WHAT IS BEING ASKED
In the listing, some lines may hold the string "highlighted"; report how many do, as a bare number.
Segment Start: SUPPLIED DATA
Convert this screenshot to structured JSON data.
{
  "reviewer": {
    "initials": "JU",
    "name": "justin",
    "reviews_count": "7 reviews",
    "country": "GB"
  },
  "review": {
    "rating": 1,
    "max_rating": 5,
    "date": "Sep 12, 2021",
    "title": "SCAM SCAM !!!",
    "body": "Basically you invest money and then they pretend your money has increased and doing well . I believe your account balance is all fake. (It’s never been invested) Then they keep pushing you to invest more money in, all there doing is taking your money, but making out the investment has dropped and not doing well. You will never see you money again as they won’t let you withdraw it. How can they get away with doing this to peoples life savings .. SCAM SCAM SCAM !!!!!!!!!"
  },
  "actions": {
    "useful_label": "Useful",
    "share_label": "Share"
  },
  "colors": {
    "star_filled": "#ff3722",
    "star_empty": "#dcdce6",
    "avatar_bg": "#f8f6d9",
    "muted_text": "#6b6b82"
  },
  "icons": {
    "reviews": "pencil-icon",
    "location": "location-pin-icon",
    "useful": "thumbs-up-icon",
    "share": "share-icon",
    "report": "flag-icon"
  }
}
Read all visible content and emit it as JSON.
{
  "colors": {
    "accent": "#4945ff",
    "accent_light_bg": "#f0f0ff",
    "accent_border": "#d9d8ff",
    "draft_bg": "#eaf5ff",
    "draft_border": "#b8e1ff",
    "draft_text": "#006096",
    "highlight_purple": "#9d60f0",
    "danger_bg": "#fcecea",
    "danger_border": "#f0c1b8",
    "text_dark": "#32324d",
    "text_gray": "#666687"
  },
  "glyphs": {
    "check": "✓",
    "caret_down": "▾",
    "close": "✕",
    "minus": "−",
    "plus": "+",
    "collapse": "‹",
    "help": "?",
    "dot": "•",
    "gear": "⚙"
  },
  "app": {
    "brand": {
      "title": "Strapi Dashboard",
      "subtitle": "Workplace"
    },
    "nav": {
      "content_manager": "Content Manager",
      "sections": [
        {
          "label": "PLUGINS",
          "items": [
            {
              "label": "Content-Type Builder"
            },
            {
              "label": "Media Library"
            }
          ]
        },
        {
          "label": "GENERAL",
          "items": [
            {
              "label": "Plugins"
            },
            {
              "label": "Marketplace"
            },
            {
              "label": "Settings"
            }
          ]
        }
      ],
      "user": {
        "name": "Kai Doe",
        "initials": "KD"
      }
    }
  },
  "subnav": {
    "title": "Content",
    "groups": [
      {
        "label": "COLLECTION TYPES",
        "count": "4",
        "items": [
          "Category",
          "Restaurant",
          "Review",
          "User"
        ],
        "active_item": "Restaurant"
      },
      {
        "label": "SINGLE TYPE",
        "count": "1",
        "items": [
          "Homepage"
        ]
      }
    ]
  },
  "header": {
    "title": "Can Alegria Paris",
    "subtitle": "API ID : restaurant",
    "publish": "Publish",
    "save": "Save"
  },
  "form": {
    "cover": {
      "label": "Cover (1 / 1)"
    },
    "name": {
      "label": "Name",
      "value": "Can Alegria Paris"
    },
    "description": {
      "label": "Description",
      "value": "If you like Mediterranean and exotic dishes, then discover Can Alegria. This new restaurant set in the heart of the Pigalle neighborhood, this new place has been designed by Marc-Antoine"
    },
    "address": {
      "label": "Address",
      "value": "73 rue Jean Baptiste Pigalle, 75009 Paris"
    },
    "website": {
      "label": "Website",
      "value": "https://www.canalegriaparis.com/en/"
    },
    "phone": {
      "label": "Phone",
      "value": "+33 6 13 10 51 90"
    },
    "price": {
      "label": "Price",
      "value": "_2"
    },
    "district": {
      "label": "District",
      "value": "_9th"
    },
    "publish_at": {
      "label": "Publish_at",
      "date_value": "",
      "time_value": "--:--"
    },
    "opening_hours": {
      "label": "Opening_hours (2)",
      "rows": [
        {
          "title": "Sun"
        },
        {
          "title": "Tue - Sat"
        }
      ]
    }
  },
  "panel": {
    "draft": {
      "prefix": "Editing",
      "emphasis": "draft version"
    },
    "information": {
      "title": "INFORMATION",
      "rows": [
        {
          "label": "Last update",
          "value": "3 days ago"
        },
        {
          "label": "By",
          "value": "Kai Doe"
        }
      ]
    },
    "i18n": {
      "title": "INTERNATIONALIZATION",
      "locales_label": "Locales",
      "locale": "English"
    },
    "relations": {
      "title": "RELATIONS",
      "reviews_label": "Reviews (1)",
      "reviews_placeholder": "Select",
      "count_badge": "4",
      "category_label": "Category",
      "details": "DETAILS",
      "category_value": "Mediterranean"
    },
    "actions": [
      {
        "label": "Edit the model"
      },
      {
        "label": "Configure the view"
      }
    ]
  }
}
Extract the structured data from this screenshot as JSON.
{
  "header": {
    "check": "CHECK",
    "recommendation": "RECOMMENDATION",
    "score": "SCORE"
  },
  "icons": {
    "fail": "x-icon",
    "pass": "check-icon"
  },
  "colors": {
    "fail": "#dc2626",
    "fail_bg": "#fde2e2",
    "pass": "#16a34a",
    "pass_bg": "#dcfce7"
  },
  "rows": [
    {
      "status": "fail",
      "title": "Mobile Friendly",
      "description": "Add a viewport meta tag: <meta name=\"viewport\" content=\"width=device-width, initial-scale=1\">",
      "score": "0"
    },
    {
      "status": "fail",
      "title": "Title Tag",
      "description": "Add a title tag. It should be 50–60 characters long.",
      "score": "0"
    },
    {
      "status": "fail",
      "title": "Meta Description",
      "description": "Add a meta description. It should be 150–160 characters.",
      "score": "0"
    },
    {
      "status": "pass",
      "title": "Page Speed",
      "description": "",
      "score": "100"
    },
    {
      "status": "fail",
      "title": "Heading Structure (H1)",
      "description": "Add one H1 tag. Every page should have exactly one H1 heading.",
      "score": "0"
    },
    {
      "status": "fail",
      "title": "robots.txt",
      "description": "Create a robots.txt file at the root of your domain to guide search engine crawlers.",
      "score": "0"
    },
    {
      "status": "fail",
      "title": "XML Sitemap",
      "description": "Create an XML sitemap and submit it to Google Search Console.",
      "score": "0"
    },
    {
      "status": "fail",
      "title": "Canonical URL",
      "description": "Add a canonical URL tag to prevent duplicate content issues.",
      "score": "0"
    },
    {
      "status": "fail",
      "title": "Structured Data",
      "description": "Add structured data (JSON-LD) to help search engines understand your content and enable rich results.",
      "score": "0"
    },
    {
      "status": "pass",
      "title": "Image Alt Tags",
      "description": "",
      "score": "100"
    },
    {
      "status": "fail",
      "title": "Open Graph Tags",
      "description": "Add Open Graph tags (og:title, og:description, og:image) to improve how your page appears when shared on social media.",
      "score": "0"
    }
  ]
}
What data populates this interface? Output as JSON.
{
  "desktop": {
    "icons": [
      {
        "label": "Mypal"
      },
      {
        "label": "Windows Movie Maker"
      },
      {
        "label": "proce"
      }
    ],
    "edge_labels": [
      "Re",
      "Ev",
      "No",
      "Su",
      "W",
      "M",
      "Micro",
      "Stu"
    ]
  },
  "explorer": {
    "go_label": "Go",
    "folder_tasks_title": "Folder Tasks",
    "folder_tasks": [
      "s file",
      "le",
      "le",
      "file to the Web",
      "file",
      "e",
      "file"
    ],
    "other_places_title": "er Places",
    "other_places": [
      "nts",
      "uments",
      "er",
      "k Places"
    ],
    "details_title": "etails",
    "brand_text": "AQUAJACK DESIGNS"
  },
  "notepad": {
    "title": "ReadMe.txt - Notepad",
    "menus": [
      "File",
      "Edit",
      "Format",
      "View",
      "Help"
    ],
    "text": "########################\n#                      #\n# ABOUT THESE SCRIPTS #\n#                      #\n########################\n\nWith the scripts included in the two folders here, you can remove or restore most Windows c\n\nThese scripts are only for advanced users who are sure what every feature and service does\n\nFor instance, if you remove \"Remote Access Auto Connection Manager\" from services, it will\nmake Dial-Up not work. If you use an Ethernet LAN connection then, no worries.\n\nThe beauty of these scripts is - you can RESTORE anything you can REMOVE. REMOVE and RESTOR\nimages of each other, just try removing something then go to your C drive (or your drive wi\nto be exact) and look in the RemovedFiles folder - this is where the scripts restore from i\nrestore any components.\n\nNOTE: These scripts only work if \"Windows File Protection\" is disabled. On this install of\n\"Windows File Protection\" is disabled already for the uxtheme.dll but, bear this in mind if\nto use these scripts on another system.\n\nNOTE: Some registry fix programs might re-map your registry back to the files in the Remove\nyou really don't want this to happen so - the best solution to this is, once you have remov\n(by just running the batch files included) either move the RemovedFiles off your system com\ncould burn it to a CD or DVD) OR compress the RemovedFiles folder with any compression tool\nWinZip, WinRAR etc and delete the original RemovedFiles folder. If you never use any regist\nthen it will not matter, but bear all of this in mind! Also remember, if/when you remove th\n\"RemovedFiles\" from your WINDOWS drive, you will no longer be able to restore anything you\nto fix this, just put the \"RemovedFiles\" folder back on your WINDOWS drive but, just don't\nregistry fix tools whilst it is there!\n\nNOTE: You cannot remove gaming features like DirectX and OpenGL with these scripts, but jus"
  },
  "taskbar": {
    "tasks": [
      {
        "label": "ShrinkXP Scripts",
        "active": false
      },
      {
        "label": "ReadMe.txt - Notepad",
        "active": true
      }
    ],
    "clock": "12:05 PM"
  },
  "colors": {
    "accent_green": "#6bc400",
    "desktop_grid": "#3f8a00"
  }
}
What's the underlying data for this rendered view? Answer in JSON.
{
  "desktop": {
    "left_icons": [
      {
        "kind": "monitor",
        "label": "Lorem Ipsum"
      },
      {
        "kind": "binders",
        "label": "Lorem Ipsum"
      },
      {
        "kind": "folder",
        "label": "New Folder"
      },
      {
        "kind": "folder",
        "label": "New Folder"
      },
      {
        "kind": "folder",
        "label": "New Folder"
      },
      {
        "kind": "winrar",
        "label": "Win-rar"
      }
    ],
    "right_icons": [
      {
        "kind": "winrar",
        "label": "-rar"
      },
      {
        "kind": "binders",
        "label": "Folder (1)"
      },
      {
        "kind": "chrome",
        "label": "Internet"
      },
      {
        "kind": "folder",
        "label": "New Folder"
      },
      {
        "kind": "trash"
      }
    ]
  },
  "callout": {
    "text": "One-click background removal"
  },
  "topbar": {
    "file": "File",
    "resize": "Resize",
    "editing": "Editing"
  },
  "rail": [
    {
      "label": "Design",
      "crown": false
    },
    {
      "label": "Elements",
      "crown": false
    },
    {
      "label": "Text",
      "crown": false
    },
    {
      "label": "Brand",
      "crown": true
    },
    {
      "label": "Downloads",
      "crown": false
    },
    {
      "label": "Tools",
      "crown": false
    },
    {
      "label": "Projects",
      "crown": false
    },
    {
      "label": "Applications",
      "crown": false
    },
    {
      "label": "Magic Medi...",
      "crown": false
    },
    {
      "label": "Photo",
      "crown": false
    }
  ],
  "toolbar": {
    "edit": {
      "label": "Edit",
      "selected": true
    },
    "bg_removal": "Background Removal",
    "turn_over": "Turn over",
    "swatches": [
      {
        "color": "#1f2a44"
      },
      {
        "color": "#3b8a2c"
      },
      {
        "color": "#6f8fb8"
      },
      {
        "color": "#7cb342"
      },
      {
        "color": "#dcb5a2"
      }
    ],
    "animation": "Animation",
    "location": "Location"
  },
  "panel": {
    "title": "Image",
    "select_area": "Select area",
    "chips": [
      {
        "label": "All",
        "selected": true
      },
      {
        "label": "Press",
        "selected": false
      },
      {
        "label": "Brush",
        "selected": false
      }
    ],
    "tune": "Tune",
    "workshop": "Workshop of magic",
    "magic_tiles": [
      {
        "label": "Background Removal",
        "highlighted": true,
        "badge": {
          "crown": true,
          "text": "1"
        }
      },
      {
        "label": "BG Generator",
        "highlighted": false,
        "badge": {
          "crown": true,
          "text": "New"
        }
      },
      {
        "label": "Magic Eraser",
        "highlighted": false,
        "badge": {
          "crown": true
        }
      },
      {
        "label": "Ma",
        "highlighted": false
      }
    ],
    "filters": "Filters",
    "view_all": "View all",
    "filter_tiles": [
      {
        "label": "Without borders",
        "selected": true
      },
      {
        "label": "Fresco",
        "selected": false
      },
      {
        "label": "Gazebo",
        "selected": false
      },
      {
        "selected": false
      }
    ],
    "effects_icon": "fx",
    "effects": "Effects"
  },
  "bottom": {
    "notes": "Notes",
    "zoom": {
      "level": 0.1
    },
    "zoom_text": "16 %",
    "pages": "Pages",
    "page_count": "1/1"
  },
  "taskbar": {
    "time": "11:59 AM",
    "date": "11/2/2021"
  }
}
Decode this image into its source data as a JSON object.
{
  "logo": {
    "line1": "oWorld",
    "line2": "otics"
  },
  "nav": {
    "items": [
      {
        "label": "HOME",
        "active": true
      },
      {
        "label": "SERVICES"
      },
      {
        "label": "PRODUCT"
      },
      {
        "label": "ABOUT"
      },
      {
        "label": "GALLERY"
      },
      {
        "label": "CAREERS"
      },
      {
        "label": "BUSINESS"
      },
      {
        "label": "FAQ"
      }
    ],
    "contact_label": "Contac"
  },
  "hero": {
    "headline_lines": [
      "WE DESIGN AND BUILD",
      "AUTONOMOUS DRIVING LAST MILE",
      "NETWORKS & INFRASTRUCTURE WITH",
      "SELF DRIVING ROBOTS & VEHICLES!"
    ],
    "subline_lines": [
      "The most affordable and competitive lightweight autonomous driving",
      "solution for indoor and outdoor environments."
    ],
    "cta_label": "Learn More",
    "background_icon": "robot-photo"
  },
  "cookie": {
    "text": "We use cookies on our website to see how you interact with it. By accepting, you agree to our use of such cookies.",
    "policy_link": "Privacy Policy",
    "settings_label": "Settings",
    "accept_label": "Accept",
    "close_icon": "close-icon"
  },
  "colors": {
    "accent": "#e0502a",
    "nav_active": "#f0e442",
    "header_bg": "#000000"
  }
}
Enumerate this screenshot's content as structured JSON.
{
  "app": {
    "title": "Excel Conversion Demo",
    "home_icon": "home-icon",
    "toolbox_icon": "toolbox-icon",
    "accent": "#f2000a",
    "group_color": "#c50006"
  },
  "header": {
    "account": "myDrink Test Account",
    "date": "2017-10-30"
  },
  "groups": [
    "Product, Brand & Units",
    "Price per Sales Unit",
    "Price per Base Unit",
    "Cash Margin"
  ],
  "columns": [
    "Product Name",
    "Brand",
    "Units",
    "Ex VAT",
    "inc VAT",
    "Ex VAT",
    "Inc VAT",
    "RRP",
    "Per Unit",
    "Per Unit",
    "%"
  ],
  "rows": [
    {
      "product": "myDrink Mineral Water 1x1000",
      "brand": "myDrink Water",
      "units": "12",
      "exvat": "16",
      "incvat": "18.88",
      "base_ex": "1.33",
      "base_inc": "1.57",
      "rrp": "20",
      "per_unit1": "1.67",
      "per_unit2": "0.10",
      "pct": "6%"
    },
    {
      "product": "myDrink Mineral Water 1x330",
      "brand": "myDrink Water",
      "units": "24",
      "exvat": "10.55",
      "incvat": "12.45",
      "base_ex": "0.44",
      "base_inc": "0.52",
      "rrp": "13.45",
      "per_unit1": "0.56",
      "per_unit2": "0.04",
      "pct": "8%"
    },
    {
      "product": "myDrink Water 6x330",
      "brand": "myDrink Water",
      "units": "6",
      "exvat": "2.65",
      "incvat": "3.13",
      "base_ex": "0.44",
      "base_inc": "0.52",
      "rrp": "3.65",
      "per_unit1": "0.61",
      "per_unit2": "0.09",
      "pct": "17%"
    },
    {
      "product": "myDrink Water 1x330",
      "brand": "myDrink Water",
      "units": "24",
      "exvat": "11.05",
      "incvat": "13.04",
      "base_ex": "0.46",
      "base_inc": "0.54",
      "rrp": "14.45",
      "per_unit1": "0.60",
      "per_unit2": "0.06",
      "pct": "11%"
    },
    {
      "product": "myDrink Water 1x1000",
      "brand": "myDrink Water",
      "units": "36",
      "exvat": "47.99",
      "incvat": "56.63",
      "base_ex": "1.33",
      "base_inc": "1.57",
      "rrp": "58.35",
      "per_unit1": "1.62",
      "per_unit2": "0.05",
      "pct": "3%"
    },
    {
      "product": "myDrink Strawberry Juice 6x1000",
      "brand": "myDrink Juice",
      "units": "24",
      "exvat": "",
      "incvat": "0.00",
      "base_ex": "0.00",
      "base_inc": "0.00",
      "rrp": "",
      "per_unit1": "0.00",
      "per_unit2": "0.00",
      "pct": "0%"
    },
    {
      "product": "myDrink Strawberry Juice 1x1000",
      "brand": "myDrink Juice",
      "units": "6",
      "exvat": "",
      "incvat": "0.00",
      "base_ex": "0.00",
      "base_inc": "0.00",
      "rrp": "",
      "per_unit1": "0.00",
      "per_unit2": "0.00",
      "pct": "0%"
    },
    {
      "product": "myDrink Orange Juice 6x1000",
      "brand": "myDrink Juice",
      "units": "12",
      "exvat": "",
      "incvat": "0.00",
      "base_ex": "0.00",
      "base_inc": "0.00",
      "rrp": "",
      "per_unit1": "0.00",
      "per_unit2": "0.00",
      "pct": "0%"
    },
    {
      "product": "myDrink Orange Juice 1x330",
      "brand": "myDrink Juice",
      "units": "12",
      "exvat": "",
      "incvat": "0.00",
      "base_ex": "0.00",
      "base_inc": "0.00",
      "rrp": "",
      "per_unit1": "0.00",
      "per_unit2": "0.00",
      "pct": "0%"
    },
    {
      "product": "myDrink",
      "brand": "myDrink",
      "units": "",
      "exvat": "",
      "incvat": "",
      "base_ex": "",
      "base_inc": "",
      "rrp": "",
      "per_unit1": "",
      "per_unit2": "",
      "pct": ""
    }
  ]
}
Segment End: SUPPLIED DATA
SOLUTION TO THE EXERCISE
4